PROBLEM REQUIREMENTS. Filter the records below down to lines containing "background".

AVAILABLE RECORDS.

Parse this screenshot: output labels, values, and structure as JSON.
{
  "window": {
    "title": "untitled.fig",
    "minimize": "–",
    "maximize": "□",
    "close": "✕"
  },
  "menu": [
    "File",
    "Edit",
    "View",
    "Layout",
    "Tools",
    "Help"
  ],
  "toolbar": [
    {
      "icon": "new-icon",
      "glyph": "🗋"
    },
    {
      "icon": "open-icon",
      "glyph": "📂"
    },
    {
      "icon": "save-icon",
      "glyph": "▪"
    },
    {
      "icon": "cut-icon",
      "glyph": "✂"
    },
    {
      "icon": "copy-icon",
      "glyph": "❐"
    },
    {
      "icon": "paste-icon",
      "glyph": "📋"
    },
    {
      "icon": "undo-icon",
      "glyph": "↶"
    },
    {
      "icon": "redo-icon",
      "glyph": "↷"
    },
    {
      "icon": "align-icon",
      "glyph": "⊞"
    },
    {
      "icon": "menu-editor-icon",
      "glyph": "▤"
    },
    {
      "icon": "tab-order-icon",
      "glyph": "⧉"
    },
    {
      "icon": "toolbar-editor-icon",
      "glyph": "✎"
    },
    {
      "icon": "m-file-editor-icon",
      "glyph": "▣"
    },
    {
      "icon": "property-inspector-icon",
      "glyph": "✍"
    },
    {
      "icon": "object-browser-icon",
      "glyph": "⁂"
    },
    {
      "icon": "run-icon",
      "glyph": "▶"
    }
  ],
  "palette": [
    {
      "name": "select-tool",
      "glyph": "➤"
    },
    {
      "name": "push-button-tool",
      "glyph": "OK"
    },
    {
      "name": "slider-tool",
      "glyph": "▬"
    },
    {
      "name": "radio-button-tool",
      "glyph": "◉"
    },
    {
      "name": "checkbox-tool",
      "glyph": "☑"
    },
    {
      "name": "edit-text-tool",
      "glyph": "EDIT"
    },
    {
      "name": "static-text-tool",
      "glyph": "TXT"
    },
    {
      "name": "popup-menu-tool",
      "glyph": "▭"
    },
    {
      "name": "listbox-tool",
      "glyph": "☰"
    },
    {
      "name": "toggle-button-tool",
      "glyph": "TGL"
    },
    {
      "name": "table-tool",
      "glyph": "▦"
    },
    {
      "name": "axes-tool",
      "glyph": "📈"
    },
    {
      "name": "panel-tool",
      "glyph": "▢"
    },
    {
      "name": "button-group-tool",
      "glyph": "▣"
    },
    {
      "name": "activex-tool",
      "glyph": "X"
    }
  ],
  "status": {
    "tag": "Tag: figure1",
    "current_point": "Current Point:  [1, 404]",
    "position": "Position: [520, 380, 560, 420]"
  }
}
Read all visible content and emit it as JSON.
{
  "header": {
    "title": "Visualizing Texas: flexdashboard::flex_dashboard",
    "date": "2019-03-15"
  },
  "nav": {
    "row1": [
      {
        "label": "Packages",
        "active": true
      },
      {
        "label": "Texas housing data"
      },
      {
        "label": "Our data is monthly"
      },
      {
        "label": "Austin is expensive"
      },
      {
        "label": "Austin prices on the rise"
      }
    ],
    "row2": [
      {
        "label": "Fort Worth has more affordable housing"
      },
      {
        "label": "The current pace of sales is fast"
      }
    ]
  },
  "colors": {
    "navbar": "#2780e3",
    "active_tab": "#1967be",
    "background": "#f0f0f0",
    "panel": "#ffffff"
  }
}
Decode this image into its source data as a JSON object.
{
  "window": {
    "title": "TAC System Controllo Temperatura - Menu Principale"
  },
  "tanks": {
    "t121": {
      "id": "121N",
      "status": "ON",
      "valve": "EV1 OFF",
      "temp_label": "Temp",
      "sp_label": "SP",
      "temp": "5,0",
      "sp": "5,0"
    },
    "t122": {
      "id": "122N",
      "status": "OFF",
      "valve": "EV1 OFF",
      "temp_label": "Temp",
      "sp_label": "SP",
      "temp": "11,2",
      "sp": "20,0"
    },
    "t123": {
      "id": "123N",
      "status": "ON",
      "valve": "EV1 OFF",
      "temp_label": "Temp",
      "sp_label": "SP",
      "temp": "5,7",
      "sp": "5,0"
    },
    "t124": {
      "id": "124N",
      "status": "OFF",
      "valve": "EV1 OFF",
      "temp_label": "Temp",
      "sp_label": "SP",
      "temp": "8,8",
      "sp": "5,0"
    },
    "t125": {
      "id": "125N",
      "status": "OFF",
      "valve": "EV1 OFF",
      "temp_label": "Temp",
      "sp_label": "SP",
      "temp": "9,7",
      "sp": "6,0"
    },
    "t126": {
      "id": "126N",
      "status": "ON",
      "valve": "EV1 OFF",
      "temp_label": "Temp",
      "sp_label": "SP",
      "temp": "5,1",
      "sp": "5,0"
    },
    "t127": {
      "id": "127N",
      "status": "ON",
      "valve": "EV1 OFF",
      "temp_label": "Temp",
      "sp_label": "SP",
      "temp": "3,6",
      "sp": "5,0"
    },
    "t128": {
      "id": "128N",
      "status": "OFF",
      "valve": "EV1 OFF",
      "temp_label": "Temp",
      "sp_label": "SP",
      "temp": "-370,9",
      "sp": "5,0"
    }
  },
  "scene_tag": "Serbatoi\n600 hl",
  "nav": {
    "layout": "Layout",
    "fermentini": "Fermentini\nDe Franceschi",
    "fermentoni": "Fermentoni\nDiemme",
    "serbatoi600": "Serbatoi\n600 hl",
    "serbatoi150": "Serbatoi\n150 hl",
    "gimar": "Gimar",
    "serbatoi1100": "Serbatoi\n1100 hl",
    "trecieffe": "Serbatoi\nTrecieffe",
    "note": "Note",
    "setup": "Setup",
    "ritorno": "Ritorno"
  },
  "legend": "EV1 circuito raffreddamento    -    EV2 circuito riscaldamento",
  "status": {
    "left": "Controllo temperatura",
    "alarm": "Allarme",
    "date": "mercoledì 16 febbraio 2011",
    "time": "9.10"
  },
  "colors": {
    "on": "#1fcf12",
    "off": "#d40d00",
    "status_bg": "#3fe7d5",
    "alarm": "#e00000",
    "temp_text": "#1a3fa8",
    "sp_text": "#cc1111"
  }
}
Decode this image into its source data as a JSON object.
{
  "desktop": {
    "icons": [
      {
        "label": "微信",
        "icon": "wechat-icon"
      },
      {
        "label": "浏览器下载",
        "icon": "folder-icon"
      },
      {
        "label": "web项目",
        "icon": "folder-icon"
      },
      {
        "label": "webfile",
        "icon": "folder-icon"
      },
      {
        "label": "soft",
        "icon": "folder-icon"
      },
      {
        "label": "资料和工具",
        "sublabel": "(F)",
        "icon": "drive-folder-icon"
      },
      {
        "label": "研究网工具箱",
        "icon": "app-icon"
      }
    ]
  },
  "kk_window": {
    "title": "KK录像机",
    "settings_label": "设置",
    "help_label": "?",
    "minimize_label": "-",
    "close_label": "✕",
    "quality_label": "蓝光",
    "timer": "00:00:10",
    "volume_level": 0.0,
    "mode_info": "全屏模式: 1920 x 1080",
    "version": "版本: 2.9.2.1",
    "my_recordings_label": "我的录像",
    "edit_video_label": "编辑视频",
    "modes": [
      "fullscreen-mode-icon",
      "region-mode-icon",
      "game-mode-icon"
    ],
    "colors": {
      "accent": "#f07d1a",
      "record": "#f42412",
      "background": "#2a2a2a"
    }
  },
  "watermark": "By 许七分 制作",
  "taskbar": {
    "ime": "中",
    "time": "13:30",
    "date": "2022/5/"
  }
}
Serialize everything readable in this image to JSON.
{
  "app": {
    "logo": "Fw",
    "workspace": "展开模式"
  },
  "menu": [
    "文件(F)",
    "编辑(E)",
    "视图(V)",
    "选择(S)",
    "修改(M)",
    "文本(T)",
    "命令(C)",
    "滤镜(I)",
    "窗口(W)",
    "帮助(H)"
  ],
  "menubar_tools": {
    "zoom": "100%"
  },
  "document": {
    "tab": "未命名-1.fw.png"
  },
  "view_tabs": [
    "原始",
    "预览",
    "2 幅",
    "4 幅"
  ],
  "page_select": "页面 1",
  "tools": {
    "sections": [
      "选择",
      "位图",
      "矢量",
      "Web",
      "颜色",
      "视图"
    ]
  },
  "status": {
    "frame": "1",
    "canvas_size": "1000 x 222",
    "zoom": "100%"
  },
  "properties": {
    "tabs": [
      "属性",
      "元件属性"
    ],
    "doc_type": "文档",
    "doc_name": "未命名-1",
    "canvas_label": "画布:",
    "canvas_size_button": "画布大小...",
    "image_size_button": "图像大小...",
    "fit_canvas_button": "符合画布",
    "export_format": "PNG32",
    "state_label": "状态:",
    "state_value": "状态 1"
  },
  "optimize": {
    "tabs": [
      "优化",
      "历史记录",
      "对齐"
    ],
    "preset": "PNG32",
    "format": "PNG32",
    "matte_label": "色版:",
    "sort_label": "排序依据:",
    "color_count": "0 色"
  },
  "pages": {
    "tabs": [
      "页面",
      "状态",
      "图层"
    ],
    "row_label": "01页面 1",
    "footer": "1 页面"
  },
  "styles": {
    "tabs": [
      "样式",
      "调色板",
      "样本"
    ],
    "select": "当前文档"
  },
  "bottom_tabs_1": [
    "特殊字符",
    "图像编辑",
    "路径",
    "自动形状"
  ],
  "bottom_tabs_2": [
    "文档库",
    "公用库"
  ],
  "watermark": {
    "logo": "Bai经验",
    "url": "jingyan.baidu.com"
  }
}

REPLY.
    "background": "#f0f0f0",
      "background": "#2a2a2a"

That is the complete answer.